And this is where SNIA SMI-S discovery component is critical because SMI-S mines these storage characteristics and presents them to the ProphetStor Federator for storage resource classification. For storage vendors that do not have SMI-S support, ProphetStor can customize the relevant interfaces to the proprietary API to discover the storage characteristics.

On the north-end, SNIA CDMI works with the ProphetStor Federator’s Offer & Provisioning functions to bundle wrap various storage resources for the cloud and other traditional storage network architectures.

I have asked my friend for more technology deep-dive materials (he has yet to reply me) of ProphetStor to ascertain what I have just wrote. (Simon, you have to respond to me!)

This is indeed very exciting times knowing ProphetStor as one of the early leaders in the SDS space. And I like to see ProphetStor go far with this.

Now let us pray … because the prophet has arrived.

SMB Witness Protection Program

No, no, FBI is not in the storage business and there are no witnesses to protect.

However, SMB 3.0 has introduced a RPC-based mechanism to inform the clients of any state change in the SMB servers. Microsoft calls it Service Witness Protocol [SWP], and its objective is provide a much faster notification service allow the SMB 3.0 clients to do a failover. In previous SMB 1.0 and even in SMB 2.x, the SMB clients rely on time-out services. The time-out services, either SMB or TCP, could take up as much as 30-45 seconds, and this creates a high latency that is disruptive to enterprise applications.

SMB 3.0, as mentioned in my previous post, had a total revamp, and is now enterprise ready. In what Microsoft calls “Continuously Available” File Service, the SMB 3.0 supports clustered or scale-out file servers. The SMB shares must be shared as “Continuously Available” shares and mapped to SMB 3.0 clients. As shown in the diagram below (provided by SNIA’s webinar),

SMB 3.0 CA Shares

Client A mapping to Server 1 share (\\srv1\CAshr). Client A has a share “handle” that establishes a connection with a corresponding state of the session. The state of the session is synchronously kept consistent with a corresponding state in Server 2.

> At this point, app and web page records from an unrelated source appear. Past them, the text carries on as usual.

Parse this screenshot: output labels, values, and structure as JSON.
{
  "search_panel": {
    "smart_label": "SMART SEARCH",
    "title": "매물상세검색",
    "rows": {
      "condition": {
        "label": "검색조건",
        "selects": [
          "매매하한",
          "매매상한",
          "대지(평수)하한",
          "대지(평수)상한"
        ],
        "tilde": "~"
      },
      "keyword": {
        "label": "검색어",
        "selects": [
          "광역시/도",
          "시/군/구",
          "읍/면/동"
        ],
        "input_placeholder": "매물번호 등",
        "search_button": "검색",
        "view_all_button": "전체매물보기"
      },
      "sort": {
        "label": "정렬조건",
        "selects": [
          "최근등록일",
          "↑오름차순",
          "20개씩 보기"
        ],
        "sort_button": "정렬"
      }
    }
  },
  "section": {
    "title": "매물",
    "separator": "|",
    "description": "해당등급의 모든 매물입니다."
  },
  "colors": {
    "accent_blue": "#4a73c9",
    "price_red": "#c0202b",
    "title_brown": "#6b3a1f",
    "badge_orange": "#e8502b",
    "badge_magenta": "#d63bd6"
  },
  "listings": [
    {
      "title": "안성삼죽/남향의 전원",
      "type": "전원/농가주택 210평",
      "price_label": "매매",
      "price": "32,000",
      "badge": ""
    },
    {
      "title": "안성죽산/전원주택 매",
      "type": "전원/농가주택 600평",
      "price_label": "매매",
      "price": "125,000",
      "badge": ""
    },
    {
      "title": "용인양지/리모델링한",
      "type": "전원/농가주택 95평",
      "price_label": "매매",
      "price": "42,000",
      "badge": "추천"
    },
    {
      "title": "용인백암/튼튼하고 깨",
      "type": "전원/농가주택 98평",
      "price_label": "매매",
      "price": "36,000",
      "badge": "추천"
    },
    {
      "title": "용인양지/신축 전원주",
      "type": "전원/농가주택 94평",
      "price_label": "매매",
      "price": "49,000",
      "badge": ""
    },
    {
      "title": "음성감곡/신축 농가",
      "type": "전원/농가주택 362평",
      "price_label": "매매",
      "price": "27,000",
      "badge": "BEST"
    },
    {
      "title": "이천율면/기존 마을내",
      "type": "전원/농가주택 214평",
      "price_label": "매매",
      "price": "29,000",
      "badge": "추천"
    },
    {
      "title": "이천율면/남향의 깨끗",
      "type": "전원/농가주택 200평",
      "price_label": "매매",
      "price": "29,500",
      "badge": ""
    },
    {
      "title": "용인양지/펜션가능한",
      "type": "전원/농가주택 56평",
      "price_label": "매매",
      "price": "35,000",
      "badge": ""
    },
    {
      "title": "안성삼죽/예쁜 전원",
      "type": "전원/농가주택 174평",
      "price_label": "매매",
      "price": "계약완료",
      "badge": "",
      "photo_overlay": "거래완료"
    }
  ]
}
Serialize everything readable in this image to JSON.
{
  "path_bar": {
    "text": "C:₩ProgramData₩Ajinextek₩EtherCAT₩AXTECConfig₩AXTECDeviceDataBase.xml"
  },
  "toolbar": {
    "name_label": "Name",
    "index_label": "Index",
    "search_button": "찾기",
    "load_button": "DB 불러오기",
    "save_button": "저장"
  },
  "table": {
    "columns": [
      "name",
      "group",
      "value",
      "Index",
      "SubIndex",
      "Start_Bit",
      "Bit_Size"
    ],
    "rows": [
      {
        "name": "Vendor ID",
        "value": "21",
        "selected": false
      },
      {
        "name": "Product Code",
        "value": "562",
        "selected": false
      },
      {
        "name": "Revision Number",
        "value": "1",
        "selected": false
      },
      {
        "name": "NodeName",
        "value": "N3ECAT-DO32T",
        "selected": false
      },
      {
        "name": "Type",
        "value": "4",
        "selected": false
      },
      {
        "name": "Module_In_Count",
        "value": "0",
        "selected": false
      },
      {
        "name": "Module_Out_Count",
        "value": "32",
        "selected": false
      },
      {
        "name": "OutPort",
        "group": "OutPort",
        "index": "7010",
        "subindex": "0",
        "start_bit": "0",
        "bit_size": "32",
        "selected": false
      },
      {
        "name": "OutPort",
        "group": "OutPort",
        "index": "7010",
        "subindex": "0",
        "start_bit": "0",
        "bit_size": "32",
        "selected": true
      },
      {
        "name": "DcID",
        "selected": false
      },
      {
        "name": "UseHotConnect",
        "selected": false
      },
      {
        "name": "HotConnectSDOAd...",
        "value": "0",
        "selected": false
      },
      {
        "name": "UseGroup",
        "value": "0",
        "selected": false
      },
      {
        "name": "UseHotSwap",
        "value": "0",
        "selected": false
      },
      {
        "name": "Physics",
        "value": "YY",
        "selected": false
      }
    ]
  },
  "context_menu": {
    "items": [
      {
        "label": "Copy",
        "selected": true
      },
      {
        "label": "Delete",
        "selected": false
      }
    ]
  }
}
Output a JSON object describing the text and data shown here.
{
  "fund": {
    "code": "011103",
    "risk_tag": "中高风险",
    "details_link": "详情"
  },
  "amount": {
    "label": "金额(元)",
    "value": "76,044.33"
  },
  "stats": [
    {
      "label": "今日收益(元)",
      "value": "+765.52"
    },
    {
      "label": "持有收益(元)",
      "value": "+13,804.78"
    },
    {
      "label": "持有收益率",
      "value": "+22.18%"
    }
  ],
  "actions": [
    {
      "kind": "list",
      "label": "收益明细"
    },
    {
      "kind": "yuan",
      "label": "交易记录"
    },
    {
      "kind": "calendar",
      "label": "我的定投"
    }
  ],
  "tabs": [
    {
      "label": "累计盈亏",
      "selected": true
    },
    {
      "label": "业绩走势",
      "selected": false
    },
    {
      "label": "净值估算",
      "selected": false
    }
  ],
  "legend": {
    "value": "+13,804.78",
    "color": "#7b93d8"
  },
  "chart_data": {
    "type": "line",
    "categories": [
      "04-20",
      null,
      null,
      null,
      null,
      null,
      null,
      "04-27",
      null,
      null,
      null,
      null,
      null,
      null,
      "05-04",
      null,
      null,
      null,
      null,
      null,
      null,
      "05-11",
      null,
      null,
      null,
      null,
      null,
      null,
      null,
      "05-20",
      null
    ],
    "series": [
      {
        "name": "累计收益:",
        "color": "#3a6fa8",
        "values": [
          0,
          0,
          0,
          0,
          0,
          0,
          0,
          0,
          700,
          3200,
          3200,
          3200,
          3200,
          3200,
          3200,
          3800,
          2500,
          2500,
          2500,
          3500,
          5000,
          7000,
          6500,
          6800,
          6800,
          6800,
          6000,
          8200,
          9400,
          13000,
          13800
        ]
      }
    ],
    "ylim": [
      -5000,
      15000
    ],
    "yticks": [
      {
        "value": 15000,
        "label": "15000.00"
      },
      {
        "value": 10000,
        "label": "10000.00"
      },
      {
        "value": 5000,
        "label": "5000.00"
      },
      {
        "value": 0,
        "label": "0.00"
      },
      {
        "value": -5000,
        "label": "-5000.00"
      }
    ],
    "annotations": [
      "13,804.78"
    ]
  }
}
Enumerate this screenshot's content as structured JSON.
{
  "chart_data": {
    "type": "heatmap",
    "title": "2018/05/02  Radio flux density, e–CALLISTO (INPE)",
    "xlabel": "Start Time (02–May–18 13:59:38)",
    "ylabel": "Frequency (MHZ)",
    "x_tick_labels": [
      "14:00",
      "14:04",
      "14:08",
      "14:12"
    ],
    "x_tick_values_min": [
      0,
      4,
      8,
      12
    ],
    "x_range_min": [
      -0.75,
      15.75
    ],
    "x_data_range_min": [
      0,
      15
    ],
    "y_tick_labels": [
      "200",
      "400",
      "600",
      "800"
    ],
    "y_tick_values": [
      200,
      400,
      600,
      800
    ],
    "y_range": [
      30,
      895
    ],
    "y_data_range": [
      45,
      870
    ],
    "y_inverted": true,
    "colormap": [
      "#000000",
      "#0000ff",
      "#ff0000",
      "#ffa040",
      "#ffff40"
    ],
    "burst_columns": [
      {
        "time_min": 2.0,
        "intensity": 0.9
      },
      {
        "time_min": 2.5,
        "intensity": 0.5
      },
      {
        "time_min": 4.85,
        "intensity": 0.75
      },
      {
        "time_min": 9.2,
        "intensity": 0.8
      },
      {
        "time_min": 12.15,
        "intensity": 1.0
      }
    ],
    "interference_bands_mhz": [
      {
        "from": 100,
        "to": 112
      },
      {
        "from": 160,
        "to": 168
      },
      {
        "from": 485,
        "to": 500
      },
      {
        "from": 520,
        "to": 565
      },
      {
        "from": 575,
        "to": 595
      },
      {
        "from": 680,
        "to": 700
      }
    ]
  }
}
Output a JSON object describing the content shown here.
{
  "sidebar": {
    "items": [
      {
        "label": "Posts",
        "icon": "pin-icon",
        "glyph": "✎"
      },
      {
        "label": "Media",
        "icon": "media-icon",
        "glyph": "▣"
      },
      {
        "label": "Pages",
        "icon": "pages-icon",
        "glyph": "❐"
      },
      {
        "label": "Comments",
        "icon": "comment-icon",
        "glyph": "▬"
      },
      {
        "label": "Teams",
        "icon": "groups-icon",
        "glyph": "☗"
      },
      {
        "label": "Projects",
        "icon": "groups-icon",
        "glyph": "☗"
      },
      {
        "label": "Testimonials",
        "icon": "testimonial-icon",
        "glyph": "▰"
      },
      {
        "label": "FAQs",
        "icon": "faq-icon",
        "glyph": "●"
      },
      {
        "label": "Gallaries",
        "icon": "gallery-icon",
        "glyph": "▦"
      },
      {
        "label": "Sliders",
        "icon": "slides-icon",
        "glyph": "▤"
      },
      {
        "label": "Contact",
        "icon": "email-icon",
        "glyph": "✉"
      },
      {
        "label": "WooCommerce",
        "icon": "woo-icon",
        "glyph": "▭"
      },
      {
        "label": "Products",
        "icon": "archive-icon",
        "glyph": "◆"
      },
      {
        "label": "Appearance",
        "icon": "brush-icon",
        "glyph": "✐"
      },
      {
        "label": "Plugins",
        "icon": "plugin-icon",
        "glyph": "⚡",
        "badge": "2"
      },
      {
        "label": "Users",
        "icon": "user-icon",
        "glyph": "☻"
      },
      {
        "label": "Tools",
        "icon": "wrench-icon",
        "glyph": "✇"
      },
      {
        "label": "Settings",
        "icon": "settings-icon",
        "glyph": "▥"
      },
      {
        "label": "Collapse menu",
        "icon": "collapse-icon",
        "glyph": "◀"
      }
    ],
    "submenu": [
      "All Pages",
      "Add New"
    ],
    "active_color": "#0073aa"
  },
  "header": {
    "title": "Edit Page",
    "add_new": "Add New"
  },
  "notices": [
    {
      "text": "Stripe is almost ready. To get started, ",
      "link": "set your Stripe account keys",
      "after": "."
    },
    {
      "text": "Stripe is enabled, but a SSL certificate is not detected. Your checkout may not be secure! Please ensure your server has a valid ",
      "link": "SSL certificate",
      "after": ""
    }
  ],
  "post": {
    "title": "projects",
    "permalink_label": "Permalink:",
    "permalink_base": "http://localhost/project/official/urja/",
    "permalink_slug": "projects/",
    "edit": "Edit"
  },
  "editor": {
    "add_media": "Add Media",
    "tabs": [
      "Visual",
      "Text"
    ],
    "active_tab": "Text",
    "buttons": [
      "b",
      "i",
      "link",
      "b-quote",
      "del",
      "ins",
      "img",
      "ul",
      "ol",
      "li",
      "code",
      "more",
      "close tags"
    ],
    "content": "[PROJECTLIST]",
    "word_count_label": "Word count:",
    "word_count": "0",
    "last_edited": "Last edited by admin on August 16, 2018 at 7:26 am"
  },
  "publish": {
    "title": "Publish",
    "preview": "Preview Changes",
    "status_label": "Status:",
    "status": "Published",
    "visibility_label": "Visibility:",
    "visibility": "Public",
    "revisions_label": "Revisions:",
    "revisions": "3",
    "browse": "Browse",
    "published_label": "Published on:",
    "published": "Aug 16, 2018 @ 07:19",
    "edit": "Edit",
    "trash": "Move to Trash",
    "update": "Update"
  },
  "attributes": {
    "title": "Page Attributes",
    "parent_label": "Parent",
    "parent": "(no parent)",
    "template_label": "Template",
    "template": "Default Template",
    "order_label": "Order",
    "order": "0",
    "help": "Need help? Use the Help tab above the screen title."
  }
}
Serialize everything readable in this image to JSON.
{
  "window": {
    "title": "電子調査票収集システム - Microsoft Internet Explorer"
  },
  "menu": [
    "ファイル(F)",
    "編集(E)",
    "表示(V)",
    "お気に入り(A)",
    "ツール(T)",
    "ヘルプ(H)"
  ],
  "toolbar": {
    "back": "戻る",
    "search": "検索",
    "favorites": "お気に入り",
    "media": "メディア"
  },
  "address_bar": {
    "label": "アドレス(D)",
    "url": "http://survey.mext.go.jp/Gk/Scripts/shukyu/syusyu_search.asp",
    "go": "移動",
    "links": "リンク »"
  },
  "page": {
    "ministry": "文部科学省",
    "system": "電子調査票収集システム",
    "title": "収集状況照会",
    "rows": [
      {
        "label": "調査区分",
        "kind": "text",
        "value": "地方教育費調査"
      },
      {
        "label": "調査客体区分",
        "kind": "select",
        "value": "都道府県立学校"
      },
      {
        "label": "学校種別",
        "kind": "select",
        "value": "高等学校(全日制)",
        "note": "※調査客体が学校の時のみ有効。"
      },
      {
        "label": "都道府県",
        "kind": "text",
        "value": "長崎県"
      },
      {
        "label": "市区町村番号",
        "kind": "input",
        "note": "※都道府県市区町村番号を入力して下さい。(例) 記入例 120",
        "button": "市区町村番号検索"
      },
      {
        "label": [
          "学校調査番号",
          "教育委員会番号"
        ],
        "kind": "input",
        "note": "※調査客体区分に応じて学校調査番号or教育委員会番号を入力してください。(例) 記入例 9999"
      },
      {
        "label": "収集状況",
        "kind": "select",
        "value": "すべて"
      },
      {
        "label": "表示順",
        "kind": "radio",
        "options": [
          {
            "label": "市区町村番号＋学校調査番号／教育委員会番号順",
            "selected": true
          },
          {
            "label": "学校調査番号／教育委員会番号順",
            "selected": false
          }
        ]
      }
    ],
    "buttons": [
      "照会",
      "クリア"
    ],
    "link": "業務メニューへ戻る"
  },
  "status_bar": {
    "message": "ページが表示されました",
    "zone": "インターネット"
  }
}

The Service Witness Protocol is not responsible for the synchronization of the states in the SMB file server cluster. Microsoft has left the HA/cluster/scale-out capability to the proprietary technology method of the NAS vendor. However, SWP regularly observes the status of all services under its watch. Continue reading

SMB on steroids but CIFS lord isn’t pleased

I admit it!

I am one of the guilty parties who continues to use CIFS (Common Internet File System) to represent the Windows file sharing protocol. And a lot of vendors continue to use the “CIFS” word loosely without knowing that it was a something from a bygone era. One of my friends even pronounced it as “See Fist“, which sounded even funnier when he said it. (This is for you Adrian M!)

And we couldn’t be more wrong because we shouldn’t be using the CIFS word anymore. It is so 90’s man! And the tell-tale signs have already been there but most of us chose to ignore it with gusto. But a recent SNIA Webinar titled “SMB 3.0 – New opportunities for Windows Environment” aims to dispel our incompetence and change our CIFS-venture to the correct word – SMB (Server Message Block).

A selfie photo of Dennis Chapman, Senior Technical Director for Microsoft Solutions at NetApp from the SNIA webinar slides above, wants to inform all of us that … SMB History Continue reading

Has Object Storage become the everything store?

I picked up a copy of latest Brad Stone’s book, “The Everything Store: Jeff Bezos and the Age of Amazon at the airport on my way to Beijing last Saturday. I have been reading it my whole time I have been in Beijing, reading in awe about the turbulent ups and downs of Amazon.com.

The Everything Store cover

In its own serendipitous ways, Object-based Storage Devices (OSDs) have been floating in my universe in the past few weeks. Seems like OSDs have been getting a lot of coverage lately and suddenly, while in the shower, I just had an epiphany!

Are storage vendors now positioning Object-based Storage Devices (OSDs) as Everything Store?

Continue reading